[Exercise] Check every line of the entries below for the word "Musk", and copy the ones that have it.
START Data for processing
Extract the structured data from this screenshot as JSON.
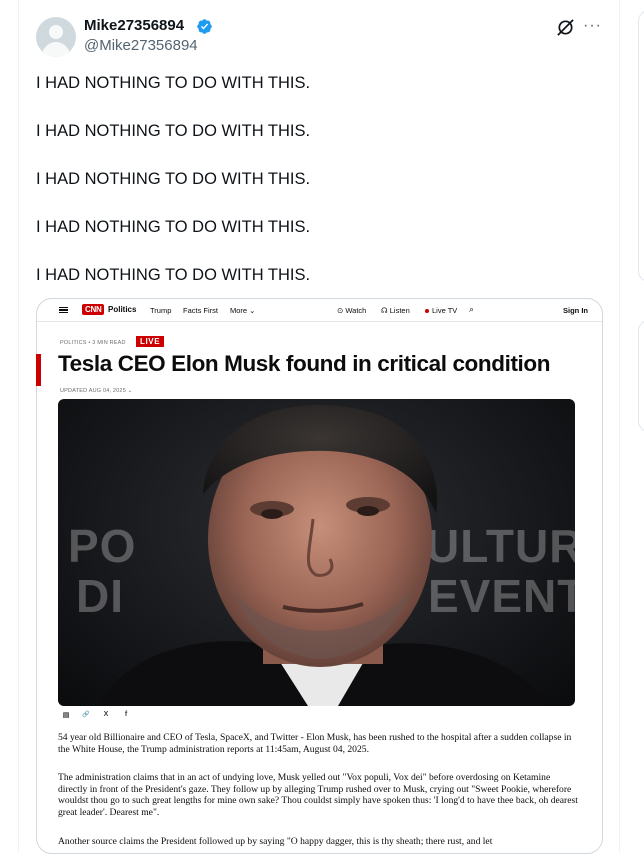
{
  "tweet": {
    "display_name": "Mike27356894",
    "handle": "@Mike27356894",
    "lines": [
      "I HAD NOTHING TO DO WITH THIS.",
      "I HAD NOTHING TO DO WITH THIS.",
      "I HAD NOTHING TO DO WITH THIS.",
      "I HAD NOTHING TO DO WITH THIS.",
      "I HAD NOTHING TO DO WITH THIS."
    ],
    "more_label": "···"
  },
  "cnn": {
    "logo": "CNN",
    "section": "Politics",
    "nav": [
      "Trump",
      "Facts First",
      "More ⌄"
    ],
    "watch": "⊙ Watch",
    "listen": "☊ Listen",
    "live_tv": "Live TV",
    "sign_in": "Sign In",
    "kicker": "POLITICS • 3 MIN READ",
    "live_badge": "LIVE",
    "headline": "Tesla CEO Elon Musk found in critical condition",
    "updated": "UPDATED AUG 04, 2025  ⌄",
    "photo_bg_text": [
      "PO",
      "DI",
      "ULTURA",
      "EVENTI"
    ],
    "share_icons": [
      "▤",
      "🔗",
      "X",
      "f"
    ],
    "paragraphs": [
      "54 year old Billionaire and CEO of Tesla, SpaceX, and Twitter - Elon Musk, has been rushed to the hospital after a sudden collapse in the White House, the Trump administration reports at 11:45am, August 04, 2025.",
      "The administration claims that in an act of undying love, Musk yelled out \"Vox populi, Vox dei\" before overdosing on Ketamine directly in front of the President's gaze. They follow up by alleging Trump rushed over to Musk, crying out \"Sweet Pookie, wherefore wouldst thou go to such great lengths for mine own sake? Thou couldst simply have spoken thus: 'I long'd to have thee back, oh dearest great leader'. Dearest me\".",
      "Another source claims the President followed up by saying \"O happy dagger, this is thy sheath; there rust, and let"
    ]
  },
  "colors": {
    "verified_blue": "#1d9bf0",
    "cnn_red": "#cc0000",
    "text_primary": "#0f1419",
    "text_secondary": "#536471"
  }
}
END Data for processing
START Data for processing
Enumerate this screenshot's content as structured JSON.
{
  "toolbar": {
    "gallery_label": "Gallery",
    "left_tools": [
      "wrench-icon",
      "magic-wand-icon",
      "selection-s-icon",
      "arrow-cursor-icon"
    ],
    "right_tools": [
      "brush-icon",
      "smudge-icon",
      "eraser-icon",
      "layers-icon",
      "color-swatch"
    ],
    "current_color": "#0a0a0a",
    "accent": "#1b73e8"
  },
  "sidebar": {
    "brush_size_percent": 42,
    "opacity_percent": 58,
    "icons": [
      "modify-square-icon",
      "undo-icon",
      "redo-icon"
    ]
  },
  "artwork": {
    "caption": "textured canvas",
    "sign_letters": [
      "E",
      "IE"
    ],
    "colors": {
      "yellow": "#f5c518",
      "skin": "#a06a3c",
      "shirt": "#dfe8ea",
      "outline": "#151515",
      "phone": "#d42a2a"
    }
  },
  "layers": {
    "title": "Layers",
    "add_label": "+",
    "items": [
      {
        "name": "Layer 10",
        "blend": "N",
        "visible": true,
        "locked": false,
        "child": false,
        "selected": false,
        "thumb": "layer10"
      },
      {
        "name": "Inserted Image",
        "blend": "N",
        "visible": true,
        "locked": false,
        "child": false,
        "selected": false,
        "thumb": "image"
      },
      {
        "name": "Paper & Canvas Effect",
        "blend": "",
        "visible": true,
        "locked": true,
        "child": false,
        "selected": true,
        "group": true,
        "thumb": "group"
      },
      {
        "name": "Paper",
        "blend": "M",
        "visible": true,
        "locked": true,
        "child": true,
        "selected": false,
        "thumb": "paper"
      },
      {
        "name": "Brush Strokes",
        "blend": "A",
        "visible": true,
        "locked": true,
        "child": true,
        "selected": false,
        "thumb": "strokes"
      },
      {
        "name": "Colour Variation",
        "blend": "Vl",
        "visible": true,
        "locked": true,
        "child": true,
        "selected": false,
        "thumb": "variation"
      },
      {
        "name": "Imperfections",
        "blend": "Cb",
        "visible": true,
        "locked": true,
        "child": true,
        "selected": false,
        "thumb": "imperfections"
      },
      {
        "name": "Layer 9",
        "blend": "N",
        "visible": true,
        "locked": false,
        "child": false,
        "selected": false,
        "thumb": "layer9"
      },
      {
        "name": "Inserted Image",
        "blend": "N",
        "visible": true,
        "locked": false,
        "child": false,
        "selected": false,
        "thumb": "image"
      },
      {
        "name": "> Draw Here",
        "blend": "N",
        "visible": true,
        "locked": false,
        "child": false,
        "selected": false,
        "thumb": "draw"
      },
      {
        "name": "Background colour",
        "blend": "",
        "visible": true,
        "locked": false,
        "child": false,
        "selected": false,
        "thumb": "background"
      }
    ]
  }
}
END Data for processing
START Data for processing
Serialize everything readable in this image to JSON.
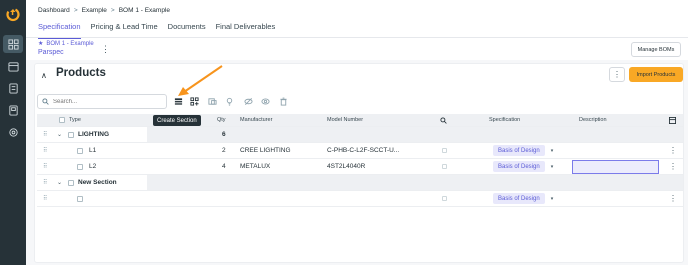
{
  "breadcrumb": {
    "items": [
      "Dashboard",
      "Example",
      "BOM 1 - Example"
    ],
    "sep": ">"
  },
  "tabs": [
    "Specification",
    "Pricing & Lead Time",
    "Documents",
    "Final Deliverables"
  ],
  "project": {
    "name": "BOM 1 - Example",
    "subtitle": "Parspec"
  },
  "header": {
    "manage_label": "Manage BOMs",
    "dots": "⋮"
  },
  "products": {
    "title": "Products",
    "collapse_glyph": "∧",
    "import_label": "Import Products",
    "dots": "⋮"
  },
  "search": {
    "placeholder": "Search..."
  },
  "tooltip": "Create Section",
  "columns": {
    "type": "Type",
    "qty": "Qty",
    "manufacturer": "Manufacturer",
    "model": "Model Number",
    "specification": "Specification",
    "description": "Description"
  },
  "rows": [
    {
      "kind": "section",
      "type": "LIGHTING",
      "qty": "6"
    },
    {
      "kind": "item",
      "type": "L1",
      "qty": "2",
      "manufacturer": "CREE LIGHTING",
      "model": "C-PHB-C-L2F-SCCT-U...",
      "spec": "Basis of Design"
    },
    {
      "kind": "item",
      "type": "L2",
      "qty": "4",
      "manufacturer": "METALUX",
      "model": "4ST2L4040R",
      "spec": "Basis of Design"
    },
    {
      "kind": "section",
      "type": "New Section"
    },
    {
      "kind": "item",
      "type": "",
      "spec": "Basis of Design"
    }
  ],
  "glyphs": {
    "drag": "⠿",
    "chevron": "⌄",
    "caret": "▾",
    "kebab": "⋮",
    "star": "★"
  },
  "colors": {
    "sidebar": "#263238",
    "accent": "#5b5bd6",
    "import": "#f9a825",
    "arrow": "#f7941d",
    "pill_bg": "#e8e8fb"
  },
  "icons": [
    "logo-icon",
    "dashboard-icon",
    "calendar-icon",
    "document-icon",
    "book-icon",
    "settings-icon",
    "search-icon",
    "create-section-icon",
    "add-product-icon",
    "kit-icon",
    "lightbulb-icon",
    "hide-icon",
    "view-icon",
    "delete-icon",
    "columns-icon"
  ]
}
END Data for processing
[Answer below]
    "headline": "Tesla CEO Elon Musk found in critical condition",
      "54 year old Billionaire and CEO of Tesla, SpaceX, and Twitter - Elon Musk, has been rushed to the hospital after a sudden collapse in the White House, the Trump administration reports at 11:45am, August 04, 2025.",
      "The administration claims that in an act of undying love, Musk yelled out \"Vox populi, Vox dei\" before overdosing on Ketamine directly in front of the President's gaze. They follow up by alleging Trump rushed over to Musk, crying out \"Sweet Pookie, wherefore wouldst thou go to such great lengths for mine own sake? Thou couldst simply have spoken thus: 'I long'd to have thee back, oh dearest great leader'. Dearest me\".",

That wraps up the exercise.